UH American Roots Ensemble Invites Audience to Ramble ‘Round Folk Icon’s World

An immersive performance chronicles Woody Guthrie’s life and works.

The enduring influence of singer, songwriter and author Woody Guthrie, remembered for classics such as “This Land is Your Land” and “Pastures of Plenty,” can be found in the very fabric of American folk music. His work, which includes hundreds of songs and several publications, paved the way for the protest music of the 1960’s and is credited with shaping the folk music genre as a socially conscious form of expression.

Beginning on March 16, members of the University of Houston’s American Roots Ensemble, called Cougar Roots, and the Open Dance Project invite Houstonians to take a step into Guthrie’s world with their immersive performance “’Bout a Stranger.” Audience members are encouraged to interact with the set, while dancers and musicians perform around them. The production, created by Open Dance Project founder Annie Arnoult and Moores School of Music professor Dr. Garreth Broesche, transforms the stage at MATCH (Midtown Arts & Theater Center Houston) into a three-dimensional space complete with overflowing bookshelves, typewritten pages and vintage radios piping music throughout the theatre.
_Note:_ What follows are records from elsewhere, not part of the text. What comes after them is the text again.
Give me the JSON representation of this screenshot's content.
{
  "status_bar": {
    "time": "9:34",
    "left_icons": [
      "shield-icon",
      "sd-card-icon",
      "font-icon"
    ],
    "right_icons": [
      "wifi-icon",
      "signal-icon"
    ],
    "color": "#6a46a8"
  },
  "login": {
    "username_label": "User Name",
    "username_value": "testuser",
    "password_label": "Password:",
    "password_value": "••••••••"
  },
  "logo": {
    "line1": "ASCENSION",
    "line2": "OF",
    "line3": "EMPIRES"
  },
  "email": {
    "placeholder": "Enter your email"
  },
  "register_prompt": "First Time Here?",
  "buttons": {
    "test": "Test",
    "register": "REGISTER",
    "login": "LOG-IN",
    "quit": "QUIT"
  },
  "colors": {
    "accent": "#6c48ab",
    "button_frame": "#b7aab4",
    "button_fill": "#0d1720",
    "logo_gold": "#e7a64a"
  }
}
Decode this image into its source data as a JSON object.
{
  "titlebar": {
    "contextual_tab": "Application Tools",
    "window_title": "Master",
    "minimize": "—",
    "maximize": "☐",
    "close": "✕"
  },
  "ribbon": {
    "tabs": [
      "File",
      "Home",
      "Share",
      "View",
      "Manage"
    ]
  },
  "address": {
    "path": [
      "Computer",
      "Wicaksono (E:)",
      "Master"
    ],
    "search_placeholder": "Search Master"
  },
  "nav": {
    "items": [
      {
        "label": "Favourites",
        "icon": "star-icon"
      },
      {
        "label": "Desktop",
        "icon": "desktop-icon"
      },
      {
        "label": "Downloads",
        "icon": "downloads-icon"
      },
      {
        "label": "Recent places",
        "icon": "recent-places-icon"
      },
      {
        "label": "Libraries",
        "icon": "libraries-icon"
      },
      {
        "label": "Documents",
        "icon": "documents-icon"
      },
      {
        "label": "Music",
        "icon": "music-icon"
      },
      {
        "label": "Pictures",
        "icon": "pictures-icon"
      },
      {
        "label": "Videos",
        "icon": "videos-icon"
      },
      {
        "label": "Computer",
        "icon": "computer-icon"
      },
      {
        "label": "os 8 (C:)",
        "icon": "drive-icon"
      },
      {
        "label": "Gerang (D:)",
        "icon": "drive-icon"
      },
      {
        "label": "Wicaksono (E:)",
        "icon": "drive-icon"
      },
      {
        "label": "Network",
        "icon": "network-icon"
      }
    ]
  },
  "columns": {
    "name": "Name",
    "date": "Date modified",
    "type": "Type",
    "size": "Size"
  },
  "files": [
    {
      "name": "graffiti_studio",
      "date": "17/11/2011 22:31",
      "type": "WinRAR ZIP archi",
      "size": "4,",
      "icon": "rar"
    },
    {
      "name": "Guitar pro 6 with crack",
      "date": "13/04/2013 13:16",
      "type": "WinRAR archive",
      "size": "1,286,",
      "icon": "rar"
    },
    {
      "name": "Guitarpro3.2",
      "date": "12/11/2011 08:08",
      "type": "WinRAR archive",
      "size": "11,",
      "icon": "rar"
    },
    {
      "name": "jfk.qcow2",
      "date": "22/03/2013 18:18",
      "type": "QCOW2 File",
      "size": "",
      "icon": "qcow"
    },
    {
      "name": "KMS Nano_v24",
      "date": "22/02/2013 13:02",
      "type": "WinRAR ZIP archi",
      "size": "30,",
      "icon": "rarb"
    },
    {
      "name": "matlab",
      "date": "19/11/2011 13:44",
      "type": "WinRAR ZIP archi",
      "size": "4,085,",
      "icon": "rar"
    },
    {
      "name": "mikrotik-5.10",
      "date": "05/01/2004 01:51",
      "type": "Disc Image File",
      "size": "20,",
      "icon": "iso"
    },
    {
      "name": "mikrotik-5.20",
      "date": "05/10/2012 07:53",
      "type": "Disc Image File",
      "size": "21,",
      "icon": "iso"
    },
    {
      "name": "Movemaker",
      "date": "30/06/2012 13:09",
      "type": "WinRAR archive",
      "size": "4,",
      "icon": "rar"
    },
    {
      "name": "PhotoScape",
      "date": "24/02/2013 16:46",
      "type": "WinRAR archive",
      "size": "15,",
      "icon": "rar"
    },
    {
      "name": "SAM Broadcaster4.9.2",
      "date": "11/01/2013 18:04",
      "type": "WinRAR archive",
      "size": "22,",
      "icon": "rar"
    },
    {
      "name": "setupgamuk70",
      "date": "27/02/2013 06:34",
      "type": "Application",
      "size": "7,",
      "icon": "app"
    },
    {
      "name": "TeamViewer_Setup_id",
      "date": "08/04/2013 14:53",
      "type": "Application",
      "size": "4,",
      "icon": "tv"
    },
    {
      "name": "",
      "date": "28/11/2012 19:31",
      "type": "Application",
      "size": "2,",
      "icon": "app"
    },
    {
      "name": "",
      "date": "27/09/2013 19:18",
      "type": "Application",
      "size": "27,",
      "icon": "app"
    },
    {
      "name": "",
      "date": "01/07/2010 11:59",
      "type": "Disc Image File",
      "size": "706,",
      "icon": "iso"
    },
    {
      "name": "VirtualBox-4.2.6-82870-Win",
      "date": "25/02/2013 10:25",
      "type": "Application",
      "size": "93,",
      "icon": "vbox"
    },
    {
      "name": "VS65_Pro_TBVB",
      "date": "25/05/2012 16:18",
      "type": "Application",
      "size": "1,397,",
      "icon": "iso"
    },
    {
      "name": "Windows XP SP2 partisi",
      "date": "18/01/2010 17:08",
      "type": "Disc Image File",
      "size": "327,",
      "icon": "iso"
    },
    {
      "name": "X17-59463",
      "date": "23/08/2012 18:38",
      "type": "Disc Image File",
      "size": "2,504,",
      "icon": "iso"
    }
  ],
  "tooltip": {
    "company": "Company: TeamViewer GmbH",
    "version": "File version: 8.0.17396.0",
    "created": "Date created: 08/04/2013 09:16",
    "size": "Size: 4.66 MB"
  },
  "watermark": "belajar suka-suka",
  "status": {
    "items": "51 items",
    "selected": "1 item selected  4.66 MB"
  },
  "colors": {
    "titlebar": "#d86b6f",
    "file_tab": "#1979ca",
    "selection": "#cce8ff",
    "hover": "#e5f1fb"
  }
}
Arnoult said this approach allows the performance to unfold around the audience. “We’re moving away from the conventional divide between audience and performers, giving [audience members] a fuller, more engaging experience.”

Central to “’Bout a Stranger” is Guthrie’s experience traveling Route 66 with “Dust Bowl refugees” — American farmers and unemployed workers who were forced from their homes during the extreme drought and dust storms of the 1930’s. In addition to an original score created Dr. Broesche, Guthrie’s Dust Bowl ballads and other famous works will be performed live by Cougar Roots.

“The music is integral to his story,” said Dr. Broesche. “I think the themes in these songs will connect with today’s audiences because there are a lot of shared impulses.” 

Arnoult added that the choreography draws inspiration from Dust Bowl-era factory and farm workers, using repetition to highlight task-oriented movements. “We start with small, mimetic gestures and expand them to expose the physical effort behind each movement,” she said. “We’re drawing parallels between the workers’ bodies and our own.” 

“‘Bout a Stranger” opens Thursday, March 16 and runs through Saturday, March 25, 2017. For more information and tickets, visit MATCH. The following month, Cougar Roots will also present an ensemble spring recital in Dudley Recital Hall on the UH campus.